[Trigger warning for unethical sexual behavior, possible sexual assault and stalking.]

So, CNN has this big exclusive on misconduct at the FBI, and I'm not especially surprised that there is some percentage of agents who are creeps, but I am certainly intrigued by the FBI's position on what constitutes an appropriate punishment for unethical sexual behavior (which may actually be sexual assault, depending on context like some element of coercion, unclear in the article) and borderline stalking (or legal stalking, also depending on context not made explicit in the article).

I mean, how did the agency know, for example, about the supervisor who watched "pornographic movies in the office while sexually satisfying himself" during work hours unless somebody saw him (which was quite possibly the whole point) and/or he talked about it? That's sexual harassment at minimum.

Which seems it ought to warrant a more serious response than a 35-day suspension.

I'd really like it if the US government started taking sexual harassment, assault, and violence seriously, because I'm really tired of reading about sex crimes in various federal agencies (and Congress), sex crimes in the military, sex crimes in the Peace Corps, sex crimes by subcontractors, etc. etc. etc.
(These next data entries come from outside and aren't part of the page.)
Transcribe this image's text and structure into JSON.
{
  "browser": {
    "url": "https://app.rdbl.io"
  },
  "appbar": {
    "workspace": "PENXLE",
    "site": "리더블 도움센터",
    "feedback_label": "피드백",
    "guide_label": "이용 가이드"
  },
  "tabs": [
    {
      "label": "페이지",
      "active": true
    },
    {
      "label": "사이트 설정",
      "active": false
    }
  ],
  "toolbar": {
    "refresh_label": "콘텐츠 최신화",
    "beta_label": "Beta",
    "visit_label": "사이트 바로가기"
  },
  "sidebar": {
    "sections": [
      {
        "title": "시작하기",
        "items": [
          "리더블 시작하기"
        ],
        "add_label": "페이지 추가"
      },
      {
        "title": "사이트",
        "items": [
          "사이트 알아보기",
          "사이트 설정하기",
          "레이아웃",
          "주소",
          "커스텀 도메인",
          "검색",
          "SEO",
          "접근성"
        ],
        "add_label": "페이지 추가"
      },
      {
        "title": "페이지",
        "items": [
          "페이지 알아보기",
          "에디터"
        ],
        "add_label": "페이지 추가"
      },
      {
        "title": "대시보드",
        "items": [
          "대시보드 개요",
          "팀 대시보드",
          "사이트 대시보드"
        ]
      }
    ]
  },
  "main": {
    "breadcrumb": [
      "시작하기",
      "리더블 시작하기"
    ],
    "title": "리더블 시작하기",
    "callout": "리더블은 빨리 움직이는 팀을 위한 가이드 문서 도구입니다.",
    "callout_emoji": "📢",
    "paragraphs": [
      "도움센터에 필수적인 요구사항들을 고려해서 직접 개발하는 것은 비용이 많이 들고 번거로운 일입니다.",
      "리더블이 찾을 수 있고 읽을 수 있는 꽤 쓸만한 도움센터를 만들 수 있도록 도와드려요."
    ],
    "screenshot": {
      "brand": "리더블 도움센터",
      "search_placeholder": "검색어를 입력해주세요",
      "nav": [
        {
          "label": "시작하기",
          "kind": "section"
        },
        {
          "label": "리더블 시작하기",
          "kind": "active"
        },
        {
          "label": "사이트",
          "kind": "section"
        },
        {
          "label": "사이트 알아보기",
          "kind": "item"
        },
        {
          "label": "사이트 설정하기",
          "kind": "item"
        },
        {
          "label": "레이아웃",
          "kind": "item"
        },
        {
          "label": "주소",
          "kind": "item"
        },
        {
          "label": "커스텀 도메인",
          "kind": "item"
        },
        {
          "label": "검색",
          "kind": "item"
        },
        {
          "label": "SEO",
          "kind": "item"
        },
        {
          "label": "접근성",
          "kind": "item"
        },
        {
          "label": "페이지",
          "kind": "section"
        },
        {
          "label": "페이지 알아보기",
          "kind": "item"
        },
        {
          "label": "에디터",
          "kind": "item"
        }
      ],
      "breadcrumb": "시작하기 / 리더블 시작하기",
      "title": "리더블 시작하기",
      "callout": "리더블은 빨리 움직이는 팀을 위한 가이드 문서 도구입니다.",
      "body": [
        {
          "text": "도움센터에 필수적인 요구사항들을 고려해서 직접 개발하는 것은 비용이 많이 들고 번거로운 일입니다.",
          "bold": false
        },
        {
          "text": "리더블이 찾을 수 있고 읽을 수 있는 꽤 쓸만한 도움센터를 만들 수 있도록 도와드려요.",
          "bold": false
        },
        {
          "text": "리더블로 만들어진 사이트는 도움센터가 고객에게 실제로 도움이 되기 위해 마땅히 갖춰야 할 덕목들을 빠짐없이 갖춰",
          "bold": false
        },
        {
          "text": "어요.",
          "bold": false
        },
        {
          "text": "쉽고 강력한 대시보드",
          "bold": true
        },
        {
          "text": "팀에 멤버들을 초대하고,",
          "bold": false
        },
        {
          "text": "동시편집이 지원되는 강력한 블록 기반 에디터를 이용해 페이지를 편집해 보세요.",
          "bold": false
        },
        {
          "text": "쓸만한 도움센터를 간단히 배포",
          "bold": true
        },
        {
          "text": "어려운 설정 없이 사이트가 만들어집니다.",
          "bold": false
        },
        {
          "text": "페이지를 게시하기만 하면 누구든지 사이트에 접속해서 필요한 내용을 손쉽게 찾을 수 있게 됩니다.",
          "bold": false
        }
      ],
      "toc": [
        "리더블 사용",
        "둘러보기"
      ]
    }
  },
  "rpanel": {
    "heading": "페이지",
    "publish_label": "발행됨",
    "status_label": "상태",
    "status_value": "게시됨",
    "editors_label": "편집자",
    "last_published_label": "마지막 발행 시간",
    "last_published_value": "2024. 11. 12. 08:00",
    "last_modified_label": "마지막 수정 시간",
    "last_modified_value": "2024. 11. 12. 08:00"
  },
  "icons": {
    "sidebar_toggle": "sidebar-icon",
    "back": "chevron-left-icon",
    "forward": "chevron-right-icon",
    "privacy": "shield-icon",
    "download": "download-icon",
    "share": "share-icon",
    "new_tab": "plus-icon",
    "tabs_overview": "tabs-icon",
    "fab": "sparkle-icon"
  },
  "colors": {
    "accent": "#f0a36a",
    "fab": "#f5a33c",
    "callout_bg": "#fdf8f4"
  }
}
If anyone at the White House is interested in making rape prevention a priority, there's a lady at the State Department who might have some ideas about how to do that.

Shakesville is run as a safe space. First-time commenters: Please read Shakesville's Commenting Policy and Feminism 101 Section before commenting. We also do lots of in-thread moderation, so we ask that everyone read the entirety of any thread before commenting, to ensure compliance with any in-thread moderation. Thank you.

blog comments powered by Disqus